H. We adopted a memorial to encourage all Synods and Congregations to commemorate the 50th Anniversary of the ELCA’s ordination of Women, the 40th Anniversary of the ordination of Women of color, and the 10th Anniversary of the ELCA’s decision to remove barriers to the ordination for people in same gender relationships. We had a celebration banquet of the above that included recognition of a 104-year-old pastor.  Think about what we would do if we did not have women serving as pastors in the ELCA. Thank God for their faithful service.
I. We adopted a memorial to support the vision and goals of the Poor People’s Campaign that align with the ELCA’s social teachings.
J. We adopted several amendments to the Constitution, Bylaws, and Continuing Resolutions of the ELCA.
K. We adopted a resolution that committed the ELCA to support the World Council of Churches “Thursdays in Black” campaign towards world with rape and violence. 
L. We adopted a resolution to commemorate June 17th as repentance for the shooting event on June 17, 2015, when a member of an ELCA church shot and killed 9 people during a Bible study at Emanuel African Methodist Episcopal church in Charleston, SC.
M. Adopted a resolution to condemn white supremacy and calling all ELCA congregations to engage in a study of the structures and rhetoric that empowers and fuels racism and white supremacy and to take to heart the teachings of Scriptures, so that we may all be better equipped to speak boldly about the equal dignity of all persons in the eyes of God. Again, this has become a very politicized topic, but one that speaks volumes about the fears of changes in this country that prompt some people to adopt extreme measures to counter changes.  Interestingly, my grandparents experienced some of these same views as German people during and after World War II. As did the Japanese, Italians, and Chinese immigrants.

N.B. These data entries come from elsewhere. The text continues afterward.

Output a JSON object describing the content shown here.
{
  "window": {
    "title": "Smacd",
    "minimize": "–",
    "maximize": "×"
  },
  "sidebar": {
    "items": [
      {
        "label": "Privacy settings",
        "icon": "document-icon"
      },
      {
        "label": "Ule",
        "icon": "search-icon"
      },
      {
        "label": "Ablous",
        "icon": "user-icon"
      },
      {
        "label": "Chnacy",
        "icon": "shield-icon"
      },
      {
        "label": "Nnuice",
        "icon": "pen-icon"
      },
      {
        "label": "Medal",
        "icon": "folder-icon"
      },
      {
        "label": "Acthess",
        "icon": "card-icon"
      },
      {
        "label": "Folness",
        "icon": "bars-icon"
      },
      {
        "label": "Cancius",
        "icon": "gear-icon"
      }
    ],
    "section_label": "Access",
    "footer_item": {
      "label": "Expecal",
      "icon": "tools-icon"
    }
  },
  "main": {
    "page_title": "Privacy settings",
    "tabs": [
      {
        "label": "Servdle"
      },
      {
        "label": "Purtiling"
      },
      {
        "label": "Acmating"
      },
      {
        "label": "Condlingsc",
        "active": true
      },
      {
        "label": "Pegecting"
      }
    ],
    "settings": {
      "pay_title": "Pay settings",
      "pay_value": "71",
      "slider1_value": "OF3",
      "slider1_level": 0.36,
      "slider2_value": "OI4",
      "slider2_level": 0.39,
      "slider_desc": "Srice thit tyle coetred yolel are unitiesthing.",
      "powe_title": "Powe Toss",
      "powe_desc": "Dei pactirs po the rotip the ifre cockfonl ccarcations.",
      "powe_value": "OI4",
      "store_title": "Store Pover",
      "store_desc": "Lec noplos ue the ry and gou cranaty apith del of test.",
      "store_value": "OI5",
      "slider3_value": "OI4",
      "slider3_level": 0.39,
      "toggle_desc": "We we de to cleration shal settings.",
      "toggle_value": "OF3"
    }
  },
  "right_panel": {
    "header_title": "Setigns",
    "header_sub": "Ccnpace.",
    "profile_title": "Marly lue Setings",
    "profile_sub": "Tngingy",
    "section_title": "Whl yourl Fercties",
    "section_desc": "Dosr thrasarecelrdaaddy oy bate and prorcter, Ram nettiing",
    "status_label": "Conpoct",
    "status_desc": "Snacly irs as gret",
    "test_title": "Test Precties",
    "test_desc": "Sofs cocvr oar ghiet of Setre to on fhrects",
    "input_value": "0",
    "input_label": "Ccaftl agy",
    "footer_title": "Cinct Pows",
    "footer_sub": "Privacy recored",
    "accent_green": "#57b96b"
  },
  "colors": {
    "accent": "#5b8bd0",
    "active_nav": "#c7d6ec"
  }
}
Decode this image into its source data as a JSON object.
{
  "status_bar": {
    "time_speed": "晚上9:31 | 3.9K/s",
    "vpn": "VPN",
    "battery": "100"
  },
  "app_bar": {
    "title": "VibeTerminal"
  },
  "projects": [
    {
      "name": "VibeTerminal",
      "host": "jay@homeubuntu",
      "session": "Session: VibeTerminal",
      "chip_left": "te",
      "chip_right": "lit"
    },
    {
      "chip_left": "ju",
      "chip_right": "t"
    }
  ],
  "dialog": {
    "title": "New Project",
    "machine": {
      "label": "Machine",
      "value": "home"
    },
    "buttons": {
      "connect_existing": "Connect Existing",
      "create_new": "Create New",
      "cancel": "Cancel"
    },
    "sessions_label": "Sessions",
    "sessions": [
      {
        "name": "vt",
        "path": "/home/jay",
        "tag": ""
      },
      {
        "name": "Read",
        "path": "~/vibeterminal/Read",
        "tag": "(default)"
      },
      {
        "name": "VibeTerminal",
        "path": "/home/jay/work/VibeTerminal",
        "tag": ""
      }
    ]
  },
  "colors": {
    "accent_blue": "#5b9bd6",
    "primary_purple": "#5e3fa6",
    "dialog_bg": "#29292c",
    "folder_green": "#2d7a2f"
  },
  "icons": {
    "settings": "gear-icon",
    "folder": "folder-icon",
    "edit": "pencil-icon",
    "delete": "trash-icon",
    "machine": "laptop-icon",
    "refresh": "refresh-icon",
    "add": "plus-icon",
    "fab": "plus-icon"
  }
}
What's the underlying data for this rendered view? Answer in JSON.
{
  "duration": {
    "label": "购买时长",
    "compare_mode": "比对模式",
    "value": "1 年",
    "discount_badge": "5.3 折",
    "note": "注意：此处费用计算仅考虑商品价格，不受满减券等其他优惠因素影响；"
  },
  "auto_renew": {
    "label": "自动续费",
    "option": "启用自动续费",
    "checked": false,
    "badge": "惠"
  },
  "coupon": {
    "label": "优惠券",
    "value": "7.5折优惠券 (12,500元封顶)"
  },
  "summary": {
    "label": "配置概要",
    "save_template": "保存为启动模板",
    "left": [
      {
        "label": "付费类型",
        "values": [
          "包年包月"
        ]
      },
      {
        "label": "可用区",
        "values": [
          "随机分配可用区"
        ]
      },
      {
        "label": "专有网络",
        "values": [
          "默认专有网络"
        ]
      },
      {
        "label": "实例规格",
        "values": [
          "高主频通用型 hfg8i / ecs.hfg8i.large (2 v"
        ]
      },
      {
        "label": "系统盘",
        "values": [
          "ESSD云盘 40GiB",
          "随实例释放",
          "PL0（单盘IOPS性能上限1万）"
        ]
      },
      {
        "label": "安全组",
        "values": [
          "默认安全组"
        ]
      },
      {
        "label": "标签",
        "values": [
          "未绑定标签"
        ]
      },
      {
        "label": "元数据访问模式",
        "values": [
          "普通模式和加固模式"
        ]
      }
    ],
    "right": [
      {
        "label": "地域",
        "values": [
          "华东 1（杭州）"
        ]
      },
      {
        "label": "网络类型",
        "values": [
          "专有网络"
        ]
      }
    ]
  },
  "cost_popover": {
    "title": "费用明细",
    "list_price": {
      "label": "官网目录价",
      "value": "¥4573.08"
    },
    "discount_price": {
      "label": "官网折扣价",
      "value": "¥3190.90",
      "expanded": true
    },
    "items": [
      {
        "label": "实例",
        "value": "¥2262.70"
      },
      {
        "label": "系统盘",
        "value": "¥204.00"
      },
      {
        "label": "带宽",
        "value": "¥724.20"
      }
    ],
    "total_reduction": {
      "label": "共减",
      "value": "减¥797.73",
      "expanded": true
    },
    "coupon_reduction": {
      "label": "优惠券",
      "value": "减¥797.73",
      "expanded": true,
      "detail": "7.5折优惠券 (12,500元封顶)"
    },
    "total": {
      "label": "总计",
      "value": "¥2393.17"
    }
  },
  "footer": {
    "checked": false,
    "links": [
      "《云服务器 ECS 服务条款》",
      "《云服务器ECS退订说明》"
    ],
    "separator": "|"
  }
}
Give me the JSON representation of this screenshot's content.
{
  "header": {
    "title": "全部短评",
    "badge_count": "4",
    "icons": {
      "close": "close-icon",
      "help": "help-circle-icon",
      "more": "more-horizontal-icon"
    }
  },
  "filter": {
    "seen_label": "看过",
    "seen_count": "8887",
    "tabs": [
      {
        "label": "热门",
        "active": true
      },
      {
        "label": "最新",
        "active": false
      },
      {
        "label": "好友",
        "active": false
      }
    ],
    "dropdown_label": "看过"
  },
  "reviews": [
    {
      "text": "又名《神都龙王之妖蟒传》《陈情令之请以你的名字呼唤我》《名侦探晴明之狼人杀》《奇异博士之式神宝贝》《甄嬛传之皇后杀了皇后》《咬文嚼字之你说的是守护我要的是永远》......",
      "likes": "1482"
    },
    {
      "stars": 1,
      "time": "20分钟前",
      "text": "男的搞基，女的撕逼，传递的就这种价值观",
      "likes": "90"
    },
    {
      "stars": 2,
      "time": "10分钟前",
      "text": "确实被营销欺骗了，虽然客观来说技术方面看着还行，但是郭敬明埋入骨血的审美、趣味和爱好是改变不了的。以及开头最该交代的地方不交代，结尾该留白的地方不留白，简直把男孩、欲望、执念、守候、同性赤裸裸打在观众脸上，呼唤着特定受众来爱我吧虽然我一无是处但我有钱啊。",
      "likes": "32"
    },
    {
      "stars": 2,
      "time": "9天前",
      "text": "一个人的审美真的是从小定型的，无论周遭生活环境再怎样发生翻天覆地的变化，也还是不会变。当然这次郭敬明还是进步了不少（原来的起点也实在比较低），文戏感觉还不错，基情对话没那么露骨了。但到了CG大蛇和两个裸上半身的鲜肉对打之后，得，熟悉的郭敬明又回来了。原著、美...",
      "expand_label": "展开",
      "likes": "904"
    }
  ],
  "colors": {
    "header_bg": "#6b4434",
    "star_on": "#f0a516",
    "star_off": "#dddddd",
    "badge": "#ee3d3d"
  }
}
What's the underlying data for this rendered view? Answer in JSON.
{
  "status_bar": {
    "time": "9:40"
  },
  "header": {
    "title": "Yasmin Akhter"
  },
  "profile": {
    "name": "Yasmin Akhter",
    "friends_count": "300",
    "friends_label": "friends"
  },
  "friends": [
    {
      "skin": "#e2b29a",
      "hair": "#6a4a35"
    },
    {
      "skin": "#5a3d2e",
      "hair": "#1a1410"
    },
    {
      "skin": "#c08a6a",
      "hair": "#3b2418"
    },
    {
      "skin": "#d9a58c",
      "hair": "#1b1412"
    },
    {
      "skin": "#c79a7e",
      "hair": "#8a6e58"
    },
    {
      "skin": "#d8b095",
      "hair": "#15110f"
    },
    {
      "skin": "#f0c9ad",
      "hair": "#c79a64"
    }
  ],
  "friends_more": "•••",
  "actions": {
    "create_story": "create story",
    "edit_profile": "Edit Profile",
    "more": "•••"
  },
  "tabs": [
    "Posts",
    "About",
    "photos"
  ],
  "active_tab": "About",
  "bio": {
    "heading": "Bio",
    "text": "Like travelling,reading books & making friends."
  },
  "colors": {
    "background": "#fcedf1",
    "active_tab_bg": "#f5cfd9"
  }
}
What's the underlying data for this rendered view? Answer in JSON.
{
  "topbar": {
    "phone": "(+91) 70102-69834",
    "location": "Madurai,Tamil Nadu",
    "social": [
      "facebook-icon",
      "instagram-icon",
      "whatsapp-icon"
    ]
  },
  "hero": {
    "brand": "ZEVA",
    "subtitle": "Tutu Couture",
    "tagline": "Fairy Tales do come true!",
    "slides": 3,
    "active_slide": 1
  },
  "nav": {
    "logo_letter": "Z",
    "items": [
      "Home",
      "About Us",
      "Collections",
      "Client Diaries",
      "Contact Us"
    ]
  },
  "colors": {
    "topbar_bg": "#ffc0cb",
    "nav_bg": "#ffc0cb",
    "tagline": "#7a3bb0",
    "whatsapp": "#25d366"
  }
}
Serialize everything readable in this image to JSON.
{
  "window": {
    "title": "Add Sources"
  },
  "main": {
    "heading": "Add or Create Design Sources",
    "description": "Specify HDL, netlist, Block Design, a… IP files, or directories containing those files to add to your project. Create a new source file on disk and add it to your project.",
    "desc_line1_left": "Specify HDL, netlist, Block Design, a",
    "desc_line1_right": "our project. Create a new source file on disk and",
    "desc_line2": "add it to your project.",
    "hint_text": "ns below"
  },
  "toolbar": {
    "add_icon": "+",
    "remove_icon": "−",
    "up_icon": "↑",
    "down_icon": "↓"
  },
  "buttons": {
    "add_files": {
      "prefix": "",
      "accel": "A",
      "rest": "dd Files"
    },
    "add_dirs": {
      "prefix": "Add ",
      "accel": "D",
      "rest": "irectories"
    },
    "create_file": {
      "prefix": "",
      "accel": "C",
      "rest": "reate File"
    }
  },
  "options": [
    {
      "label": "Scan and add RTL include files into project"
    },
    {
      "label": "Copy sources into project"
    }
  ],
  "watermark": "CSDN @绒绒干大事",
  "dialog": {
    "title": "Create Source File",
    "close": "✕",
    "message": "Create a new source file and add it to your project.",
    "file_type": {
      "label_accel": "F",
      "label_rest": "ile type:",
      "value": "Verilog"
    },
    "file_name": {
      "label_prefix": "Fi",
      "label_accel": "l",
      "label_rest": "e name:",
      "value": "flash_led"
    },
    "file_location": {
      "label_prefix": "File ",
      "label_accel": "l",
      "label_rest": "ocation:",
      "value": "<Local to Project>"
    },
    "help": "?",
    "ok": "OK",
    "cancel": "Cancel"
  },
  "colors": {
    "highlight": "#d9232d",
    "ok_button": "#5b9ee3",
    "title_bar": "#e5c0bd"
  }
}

N. Celebrated the end of Always Being Made New: The Campaign for the ELCA voted on during the 2013 Churchwide Assembly to raise $198 million to help sustain and grow ministries of the Church. In actuality, a total of $250 million was raised!
O. We elected new members to serve on the ELCA Church Council, churchwide committees and boards.  Another observation: we often think of our Church’s Administration in Chicago as a bunch of out of touch people from large cities and the coasts, when in fact, I observed the current members area very ordinary diverse group of individuals including farmers, teachers, pastors, lawyers, homemakers, and retired people representing all regions of the country.
In summary, our ELCA is a very healthy and involved church body in our country, being 3.5 million strong, making it one of the largest Christian churches in the US.  We are known as the church of God’s Work Our Hands. 
Constitutional and policy changes or additions need to be updated by every church and synod; however, nothing is forced upon individual churches. We are given lots of latitude to use the intent of the policies and statements of the church governing body as guidance for ourselves, moving forward. 
So how do we navigate in this world, where many things have been politicized and it is hard to speak up as Christians, when we see unjust things happening.  This is a hard time.  All of us have our opinions and need to have discussions and deliberations around the topics of immigration, diversity, racisms, violence against others, and interfaith relations, including our Muslim brothers and sisters. These discussions need to be guided by the Gospel and what God wants for us, as we live out our faith, in Love for our God and our neighbor. I, for one, look forward to having more study, discussion, and deliberation in our Parish, about these topics along with the important and more immediate deliberations and decisions we need to make about staffing, program, and budgets for Tri-County Ministry.